(May 4) The Produce for Better Health Foundation executive committee has provided guidance for future cross-branding possibilities.

The direction, from PBH president Elizabeth Pivonka, was given in the wake of objections by some board members over the group’s decision in late April to pull back from what was in March called a strategic alliance between PBH and Imagination Farms, the Indianapolis-based licenser of Disney-branded fruits and vegetables.

The agreement would have allowed the use of Disney characters on the PBH Web site. PBH later withdrew from the agreement when some board members said the characters shouldn’t be used on the Web site if all marketers didn’t have access to the characters in their marketing efforts.

The new policy, as approved by the PBH executive committee May 1, reads:

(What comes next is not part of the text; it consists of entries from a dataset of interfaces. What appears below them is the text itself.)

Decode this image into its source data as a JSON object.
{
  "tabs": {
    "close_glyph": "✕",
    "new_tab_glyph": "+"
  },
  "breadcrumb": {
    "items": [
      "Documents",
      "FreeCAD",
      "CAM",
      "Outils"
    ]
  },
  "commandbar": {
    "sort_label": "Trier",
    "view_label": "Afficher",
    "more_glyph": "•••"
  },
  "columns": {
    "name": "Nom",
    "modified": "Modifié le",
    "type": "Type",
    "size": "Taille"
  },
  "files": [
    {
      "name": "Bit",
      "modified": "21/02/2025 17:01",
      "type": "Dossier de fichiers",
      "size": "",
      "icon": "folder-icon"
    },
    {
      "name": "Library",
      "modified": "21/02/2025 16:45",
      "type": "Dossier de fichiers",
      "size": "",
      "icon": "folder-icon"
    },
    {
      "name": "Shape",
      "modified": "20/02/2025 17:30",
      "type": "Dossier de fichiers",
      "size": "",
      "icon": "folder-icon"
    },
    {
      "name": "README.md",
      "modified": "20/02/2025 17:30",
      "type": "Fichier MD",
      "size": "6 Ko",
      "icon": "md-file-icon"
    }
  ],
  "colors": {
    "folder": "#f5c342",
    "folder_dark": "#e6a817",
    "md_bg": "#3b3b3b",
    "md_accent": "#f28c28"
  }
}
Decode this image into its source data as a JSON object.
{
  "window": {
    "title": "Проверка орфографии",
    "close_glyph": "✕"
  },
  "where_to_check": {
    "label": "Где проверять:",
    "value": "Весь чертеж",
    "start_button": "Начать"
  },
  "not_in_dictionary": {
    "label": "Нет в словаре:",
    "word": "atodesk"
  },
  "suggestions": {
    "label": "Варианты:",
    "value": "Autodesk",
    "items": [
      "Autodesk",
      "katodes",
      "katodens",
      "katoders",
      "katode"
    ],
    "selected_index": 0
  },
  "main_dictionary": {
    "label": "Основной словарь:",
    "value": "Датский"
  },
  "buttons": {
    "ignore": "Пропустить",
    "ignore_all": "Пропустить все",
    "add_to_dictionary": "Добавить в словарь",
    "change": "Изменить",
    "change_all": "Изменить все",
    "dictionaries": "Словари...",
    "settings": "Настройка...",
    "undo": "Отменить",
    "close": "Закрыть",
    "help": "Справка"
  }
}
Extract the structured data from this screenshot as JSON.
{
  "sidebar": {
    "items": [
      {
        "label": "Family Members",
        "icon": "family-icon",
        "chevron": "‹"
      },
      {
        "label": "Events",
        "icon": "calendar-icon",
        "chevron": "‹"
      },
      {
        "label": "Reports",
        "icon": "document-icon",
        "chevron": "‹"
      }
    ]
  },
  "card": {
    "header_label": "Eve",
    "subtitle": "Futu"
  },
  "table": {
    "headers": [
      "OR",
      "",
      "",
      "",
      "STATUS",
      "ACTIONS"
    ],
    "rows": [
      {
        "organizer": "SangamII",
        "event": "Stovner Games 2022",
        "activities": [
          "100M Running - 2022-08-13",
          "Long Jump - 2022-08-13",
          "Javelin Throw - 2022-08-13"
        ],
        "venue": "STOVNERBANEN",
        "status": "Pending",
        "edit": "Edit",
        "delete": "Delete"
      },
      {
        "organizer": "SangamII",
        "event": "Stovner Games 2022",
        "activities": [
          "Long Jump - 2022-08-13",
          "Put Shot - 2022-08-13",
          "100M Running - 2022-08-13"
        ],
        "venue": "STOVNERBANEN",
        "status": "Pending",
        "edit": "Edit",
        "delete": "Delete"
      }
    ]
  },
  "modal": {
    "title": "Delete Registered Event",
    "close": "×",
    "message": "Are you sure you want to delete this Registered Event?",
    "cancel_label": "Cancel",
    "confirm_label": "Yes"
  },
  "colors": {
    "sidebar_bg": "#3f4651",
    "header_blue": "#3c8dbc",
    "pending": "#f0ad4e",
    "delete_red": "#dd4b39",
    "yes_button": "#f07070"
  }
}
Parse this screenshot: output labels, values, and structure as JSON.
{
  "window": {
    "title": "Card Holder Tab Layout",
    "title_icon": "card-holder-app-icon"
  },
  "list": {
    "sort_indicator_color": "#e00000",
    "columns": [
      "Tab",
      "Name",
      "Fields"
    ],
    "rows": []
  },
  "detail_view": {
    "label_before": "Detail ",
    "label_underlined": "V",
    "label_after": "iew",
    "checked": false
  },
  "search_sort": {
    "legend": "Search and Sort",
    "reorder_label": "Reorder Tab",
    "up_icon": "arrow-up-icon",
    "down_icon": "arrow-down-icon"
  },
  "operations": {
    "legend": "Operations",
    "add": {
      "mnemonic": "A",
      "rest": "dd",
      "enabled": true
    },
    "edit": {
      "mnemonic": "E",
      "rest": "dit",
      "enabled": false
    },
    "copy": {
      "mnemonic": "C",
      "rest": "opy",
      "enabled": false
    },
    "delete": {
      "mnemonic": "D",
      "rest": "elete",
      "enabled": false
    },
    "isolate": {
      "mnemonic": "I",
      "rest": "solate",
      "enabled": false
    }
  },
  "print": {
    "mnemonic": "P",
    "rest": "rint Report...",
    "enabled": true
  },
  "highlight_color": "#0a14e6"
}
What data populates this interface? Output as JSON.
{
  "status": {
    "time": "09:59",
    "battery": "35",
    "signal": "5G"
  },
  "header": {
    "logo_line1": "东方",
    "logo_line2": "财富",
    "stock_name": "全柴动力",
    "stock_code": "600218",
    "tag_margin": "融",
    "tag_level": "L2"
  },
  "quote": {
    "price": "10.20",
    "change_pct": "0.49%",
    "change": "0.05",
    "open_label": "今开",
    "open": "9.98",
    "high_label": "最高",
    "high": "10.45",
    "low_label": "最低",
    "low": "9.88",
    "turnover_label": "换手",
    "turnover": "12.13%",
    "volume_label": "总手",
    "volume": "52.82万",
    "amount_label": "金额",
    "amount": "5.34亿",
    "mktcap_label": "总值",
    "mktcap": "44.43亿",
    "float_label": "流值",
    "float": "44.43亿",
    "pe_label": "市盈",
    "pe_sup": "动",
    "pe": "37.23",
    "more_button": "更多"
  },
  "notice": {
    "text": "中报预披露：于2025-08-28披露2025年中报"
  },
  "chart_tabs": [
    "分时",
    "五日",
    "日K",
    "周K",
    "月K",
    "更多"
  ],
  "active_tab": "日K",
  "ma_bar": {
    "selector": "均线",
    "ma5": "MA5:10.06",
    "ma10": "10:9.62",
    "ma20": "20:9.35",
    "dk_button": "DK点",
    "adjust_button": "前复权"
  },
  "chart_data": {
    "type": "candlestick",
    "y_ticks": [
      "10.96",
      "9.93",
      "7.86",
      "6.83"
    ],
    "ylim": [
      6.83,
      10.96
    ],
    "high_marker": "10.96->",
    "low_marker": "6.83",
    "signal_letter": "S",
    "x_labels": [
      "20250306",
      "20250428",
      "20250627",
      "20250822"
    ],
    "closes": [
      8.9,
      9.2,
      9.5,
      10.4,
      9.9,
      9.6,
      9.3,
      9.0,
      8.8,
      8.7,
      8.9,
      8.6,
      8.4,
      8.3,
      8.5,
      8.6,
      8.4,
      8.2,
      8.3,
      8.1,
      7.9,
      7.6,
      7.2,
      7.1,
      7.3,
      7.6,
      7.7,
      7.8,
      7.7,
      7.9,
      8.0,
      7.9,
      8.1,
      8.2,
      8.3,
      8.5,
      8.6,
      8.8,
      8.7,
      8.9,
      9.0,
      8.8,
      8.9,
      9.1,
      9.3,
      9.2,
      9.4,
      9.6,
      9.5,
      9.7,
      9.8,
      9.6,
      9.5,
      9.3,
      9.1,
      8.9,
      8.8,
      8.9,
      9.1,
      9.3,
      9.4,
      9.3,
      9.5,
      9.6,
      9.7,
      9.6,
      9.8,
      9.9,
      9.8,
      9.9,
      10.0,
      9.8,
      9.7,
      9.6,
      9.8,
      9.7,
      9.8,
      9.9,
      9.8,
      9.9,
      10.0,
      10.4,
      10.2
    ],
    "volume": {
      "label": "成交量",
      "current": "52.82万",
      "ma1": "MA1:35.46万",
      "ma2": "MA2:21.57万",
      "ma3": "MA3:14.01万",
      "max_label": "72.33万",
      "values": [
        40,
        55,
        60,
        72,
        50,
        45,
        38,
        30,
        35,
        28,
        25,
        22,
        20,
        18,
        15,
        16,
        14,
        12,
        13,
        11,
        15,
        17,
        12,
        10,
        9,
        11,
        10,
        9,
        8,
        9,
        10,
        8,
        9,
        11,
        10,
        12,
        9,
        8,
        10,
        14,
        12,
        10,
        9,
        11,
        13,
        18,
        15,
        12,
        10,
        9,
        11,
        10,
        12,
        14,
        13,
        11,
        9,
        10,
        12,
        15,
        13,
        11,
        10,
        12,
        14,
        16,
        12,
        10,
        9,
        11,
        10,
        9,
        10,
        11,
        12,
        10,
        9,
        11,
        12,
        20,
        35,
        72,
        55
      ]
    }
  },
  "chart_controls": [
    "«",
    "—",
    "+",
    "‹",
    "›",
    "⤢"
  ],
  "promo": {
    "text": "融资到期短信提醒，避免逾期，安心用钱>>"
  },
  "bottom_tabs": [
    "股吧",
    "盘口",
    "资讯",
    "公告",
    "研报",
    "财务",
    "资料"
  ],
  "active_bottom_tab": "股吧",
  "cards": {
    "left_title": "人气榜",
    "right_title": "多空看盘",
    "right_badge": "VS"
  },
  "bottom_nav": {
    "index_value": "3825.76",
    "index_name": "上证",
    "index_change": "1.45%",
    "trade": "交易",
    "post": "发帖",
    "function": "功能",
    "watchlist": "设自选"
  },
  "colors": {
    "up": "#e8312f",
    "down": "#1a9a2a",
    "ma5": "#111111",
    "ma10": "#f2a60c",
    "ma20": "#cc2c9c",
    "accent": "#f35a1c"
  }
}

“PBH will continue to aggressively encourage industry members and others to use the Fruits & Veggies — More Matters brand logo and messages in their marketing efforts following PBH approval (as agreed upon in the Fruits & Veggies — More Matters brand licensing agreement.) PBH will not use brand images (e.g. logos, characters) of other food or marketing entities exclusively aligned with individual food companies in PBH materials (e.g. printed materials, websites, etc) if use of the brand precludes any PBH licensee in good standing from benefiting through the marketing of said brand. Use of said brand in PBH materials to show that the company has provided a contribution to support PBH activities (e.g. in-kind, cash, sponsorship, or advertisement) is acceptable. When the situation is not clear-cut or obvious, it will be brought to the executive committee for review. When confidentiality is a high priority, PBH officers may review the situation first to determine if it should be brought to the full executive committee.”

Pivonka noted that the guidance prevents an unfair competitive advantage to some at the expense of others, while still allowing for collaborations that benefit our collective effort to increase fruit and vegetable consumption.